- In winter, it’s all about maintaining humidity to prevent cracking. While every instrument will not crack, it is hard to say which will and which won’t. But Stutzman knows that harsh winters will bring so many panicked musicians in for repairs that he has had to turn some away.
- Keep instruments out of the cold as much as possible. But if they’ve been subjected to it for some time, let them acclimate, best for a few hours, in their cases when they get home. Don’t immediately open the case; Stutzman has actually seen that cause instantaneous cracking of the finish.
- An easy rule of thumb is that when you turn your furnace on for the season, start humidifying your instruments. When you turn it off in late spring, humidifiers aren’t necessary.
- Keep your instruments in their cases with a humidifier, not on a stand. This keeps the humidity constant and also helps humidify the neck.
- If you use a console home humidifier, know that the gauge on the machine may not be accurate. A digital hygrometer, available where indoor-outdoor thermometers are sold, provides a more accurate humidity reading. Indoor humidity should be maintained at 45 to 55%. Keep all instruments in one room if you can.
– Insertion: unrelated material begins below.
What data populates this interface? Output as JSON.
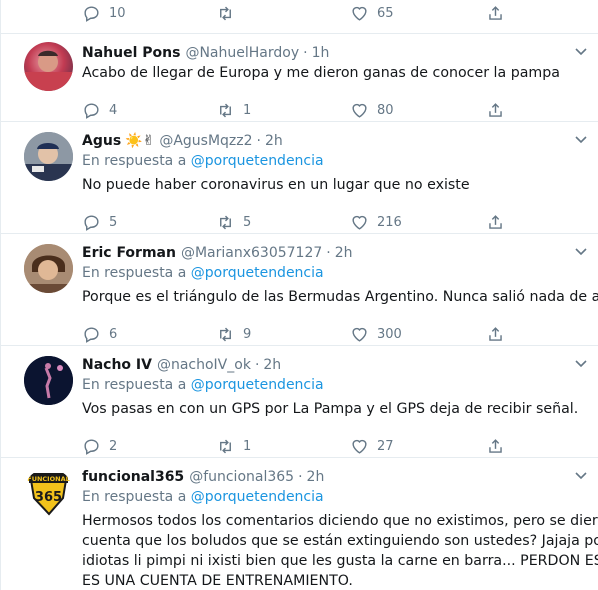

In winter the basement would naturally be more humid than upstairs, but don’t leave instruments there in summer.
- Some humidifier choices are the Dampit-type humidifier, which is easy to use by following directions on the package. Also, hold it by both ends when shaking it out. MusicNomad’s The Humitar and similar options are available. If you fill the devices routinely once a week, twice a week when temperatures plummet, you’ll be reasonably sure there’s enough moisture. Take care that humidifiers don’t drip.
- In summer, by the way, keep instruments out of a hot car or loosen the strings. When outside keep them in the shade with the case cracked open. But overall, Stutzman said, instruments subjected to cold “lose more moisture than they gain” in heat.
FOG Tune Lyrics: Ashokan Farewell
Contributed by Ray Ettington
Ashokan Farewell, written in 1982 by American Folk Musician Jay Ungar.
Written in style of Scottish Lament for the season ending of Jay and Molly’s Fiddle and Dance Camp near the town of Ashokan, which was submerged by the Ashokan reservoir near Kingston, New York.
The song was made famous by Ken Burns who used it 25 times during his four-hour miniseries on the Civil War in 1990. You can find information about Ungar’s camp at Ashokan Music & Dance Camps
In 1995 American Folk Singer Priscilla Herdman added these lyrics.
Jay Ungar and Molly Mason